**Exercise**
Which lines in the data below contain the word "shortcut"? Return each of them.

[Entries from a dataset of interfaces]
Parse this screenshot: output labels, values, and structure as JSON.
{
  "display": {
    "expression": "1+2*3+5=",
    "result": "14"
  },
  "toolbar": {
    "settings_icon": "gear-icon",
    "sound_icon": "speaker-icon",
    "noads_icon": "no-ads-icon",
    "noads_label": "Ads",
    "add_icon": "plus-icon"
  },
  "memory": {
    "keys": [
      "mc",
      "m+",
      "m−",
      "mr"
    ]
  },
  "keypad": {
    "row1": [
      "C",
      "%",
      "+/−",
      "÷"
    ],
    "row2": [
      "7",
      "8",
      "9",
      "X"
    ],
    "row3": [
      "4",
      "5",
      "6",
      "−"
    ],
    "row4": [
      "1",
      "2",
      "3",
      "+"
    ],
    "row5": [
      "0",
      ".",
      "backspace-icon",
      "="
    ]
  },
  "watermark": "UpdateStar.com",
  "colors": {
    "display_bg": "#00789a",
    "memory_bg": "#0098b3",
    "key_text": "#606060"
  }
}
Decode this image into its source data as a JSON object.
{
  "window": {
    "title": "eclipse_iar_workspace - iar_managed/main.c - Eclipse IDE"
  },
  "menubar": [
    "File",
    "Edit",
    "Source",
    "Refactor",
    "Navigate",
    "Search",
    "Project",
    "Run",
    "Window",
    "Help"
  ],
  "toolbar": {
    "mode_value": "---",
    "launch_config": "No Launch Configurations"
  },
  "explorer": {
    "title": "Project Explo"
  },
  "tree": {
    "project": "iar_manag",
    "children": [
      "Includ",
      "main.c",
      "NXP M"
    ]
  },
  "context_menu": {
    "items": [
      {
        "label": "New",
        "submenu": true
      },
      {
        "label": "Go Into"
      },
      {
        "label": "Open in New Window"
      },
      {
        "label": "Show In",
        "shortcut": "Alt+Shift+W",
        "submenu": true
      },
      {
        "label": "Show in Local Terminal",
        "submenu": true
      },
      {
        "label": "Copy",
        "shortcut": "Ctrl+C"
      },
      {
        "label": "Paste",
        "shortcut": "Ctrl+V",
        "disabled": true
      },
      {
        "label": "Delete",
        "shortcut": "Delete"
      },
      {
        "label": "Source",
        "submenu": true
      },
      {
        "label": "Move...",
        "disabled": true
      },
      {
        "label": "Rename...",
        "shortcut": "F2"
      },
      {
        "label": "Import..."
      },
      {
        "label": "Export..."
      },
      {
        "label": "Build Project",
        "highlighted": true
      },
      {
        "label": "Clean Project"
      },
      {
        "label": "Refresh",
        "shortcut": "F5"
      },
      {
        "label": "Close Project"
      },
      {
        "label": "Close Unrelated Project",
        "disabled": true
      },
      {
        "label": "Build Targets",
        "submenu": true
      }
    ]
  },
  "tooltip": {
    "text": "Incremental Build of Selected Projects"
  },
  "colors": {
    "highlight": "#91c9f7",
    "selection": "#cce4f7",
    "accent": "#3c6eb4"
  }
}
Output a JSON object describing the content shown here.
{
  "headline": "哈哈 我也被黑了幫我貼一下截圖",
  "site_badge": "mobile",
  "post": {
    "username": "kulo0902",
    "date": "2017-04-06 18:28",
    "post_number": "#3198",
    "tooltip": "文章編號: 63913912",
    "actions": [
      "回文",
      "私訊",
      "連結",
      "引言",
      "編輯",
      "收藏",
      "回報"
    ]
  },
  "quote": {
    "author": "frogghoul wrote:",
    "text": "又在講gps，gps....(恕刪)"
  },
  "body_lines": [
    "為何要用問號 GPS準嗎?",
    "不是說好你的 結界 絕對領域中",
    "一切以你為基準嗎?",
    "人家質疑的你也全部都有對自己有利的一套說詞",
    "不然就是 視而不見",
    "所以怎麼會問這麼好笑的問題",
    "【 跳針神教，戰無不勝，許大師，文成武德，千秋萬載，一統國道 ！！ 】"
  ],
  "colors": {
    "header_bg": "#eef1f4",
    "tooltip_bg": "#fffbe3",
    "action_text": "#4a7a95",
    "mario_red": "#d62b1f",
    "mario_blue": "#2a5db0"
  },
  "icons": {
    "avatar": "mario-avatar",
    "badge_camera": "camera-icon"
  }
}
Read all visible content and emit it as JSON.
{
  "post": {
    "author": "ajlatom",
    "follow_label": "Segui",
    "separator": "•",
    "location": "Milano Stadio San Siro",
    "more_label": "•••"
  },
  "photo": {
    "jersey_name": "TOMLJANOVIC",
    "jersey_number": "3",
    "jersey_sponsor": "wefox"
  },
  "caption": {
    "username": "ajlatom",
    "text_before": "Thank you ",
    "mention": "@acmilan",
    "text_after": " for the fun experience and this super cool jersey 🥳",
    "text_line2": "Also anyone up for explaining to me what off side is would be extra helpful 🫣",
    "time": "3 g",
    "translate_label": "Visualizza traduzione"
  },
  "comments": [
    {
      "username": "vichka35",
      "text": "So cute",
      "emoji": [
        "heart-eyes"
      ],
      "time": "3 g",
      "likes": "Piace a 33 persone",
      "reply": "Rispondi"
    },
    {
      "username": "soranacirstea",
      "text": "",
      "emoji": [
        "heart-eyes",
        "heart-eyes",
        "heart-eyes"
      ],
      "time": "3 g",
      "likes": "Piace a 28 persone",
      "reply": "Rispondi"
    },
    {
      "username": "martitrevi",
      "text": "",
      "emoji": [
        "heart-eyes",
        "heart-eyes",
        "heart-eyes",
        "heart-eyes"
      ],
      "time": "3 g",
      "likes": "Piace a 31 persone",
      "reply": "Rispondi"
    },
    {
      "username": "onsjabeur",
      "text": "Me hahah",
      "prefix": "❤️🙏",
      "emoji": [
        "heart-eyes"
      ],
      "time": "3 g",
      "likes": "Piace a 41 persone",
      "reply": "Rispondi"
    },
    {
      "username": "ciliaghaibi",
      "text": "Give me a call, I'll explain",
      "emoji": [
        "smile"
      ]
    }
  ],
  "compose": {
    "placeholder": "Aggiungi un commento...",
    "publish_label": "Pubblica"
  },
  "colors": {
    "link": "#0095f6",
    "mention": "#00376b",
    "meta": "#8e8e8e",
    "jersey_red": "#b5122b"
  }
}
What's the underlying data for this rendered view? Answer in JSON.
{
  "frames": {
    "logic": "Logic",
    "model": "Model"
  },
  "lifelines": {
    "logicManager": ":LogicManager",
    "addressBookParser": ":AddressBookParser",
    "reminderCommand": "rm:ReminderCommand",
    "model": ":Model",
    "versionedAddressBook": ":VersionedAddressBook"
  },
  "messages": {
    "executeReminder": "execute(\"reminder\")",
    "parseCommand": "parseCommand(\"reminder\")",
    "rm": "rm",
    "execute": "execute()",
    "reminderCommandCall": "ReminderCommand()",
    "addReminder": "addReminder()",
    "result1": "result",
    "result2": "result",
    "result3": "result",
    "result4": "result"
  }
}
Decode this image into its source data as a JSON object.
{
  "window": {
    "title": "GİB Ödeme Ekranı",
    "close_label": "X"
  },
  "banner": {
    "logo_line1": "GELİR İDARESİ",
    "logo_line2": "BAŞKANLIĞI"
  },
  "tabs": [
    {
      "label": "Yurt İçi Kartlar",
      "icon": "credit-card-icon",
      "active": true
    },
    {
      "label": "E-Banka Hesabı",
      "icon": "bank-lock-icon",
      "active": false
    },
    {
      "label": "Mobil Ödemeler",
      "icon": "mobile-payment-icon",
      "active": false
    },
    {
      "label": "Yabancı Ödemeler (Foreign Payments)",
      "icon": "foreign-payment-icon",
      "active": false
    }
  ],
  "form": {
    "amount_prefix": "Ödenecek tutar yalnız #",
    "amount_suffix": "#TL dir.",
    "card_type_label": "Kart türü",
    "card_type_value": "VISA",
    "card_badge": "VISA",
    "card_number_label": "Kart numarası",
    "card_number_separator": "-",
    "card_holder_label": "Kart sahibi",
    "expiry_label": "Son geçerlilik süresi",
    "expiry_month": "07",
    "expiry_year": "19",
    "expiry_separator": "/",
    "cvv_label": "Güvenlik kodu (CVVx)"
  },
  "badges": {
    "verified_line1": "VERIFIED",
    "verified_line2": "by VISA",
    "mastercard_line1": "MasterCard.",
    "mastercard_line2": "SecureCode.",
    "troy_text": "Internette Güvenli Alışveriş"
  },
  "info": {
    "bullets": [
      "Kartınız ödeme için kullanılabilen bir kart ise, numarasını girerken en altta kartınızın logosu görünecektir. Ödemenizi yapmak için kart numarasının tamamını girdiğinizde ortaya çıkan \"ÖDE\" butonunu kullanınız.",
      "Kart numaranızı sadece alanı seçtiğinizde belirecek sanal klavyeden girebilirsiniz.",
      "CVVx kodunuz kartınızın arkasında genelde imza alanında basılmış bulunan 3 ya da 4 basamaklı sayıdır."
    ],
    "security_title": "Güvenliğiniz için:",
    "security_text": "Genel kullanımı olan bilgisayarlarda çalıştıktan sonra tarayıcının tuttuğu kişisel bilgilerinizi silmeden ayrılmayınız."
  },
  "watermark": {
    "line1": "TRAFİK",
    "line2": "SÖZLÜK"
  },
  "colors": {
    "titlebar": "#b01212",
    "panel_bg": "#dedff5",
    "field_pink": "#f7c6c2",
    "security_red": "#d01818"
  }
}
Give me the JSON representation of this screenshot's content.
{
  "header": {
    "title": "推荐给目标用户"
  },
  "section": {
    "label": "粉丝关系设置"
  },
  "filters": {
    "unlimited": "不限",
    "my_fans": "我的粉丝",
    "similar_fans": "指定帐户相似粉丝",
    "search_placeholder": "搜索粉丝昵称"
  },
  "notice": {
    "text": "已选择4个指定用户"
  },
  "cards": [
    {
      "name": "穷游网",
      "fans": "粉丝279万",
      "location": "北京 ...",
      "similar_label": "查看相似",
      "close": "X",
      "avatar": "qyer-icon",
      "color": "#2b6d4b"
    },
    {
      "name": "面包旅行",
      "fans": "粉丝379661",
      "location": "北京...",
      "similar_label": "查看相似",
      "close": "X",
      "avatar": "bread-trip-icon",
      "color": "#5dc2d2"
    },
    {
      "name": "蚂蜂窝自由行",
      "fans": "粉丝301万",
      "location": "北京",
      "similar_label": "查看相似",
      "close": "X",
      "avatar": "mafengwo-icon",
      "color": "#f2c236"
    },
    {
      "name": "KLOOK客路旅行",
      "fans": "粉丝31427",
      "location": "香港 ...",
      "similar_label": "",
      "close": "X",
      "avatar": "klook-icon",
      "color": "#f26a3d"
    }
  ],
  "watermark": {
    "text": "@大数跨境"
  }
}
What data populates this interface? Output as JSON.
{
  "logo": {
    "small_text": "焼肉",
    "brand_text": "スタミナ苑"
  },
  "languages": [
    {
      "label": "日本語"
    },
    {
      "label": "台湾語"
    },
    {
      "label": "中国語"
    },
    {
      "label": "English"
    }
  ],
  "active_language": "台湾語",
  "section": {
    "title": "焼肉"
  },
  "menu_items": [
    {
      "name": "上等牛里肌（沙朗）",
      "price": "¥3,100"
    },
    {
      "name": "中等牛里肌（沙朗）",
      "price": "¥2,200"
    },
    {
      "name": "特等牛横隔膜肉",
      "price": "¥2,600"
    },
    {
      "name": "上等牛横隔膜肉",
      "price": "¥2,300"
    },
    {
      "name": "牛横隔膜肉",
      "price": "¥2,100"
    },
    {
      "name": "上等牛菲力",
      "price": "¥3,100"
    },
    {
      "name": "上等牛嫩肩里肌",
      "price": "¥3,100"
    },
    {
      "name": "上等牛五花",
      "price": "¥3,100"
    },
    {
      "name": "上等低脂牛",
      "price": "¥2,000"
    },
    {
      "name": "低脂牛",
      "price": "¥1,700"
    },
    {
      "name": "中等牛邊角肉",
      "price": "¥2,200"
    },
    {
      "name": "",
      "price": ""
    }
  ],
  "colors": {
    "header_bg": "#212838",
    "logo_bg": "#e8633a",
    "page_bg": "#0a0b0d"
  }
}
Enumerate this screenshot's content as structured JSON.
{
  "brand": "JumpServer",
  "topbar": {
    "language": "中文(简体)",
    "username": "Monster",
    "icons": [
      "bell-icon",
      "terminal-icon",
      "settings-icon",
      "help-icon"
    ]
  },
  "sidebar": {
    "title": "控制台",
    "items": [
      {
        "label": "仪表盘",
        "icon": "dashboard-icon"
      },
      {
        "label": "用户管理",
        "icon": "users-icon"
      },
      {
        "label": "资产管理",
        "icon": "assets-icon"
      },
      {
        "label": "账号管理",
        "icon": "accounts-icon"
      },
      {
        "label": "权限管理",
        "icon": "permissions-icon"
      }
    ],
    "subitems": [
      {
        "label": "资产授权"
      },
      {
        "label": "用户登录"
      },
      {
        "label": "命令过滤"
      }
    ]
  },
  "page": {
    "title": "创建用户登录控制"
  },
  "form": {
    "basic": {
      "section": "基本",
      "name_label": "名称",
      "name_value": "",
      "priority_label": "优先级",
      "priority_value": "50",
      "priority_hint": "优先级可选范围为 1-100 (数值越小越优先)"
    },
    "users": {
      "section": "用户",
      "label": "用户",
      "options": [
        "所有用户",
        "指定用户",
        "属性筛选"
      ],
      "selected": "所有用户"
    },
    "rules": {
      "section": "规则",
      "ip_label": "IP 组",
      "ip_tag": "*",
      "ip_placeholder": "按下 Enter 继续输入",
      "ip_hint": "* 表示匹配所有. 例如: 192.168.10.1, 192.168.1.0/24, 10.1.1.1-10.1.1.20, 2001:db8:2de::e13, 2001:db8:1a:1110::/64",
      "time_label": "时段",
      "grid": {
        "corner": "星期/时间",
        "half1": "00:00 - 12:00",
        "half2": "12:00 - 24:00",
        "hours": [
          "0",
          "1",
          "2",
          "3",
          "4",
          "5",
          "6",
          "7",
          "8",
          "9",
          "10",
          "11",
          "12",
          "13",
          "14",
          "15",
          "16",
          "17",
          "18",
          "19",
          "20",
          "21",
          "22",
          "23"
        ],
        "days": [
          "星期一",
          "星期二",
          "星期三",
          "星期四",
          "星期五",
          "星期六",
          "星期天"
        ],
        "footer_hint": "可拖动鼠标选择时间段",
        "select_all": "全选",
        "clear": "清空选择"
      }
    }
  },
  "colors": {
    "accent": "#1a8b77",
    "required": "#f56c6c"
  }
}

**Exercise output**
        "shortcut": "Alt+Shift+W",
        "shortcut": "Ctrl+C"
        "shortcut": "Ctrl+V",
        "shortcut": "Delete"
        "shortcut": "F2"
        "shortcut": "F5"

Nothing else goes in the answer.